[Component data from apps and pages]

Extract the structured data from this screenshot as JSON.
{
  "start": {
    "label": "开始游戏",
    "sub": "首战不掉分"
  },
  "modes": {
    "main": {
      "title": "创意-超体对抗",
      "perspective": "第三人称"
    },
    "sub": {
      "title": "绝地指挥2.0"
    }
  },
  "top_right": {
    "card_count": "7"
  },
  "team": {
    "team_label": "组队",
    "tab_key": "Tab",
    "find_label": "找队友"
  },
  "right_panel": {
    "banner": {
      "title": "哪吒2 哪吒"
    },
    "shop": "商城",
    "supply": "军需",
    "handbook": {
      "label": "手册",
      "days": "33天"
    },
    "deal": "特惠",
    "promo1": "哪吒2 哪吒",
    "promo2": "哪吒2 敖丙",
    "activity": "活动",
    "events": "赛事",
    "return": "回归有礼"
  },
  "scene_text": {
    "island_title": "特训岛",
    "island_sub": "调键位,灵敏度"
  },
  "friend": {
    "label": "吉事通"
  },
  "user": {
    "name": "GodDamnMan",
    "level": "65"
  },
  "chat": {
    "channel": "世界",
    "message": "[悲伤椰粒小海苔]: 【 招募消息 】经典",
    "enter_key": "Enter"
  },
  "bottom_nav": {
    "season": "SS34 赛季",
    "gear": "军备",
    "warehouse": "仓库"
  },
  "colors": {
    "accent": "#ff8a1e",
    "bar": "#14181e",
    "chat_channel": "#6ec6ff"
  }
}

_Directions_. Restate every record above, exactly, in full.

_Solution to the problem_.
Extract the structured data from this screenshot as JSON.
{
  "start": {
    "label": "开始游戏",
    "sub": "首战不掉分"
  },
  "modes": {
    "main": {
      "title": "创意-超体对抗",
      "perspective": "第三人称"
    },
    "sub": {
      "title": "绝地指挥2.0"
    }
  },
  "top_right": {
    "card_count": "7"
  },
  "team": {
    "team_label": "组队",
    "tab_key": "Tab",
    "find_label": "找队友"
  },
  "right_panel": {
    "banner": {
      "title": "哪吒2 哪吒"
    },
    "shop": "商城",
    "supply": "军需",
    "handbook": {
      "label": "手册",
      "days": "33天"
    },
    "deal": "特惠",
    "promo1": "哪吒2 哪吒",
    "promo2": "哪吒2 敖丙",
    "activity": "活动",
    "events": "赛事",
    "return": "回归有礼"
  },
  "scene_text": {
    "island_title": "特训岛",
    "island_sub": "调键位,灵敏度"
  },
  "friend": {
    "label": "吉事通"
  },
  "user": {
    "name": "GodDamnMan",
    "level": "65"
  },
  "chat": {
    "channel": "世界",
    "message": "[悲伤椰粒小海苔]: 【 招募消息 】经典",
    "enter_key": "Enter"
  },
  "bottom_nav": {
    "season": "SS34 赛季",
    "gear": "军备",
    "warehouse": "仓库"
  },
  "colors": {
    "accent": "#ff8a1e",
    "bar": "#14181e",
    "chat_channel": "#6ec6ff"
  }
}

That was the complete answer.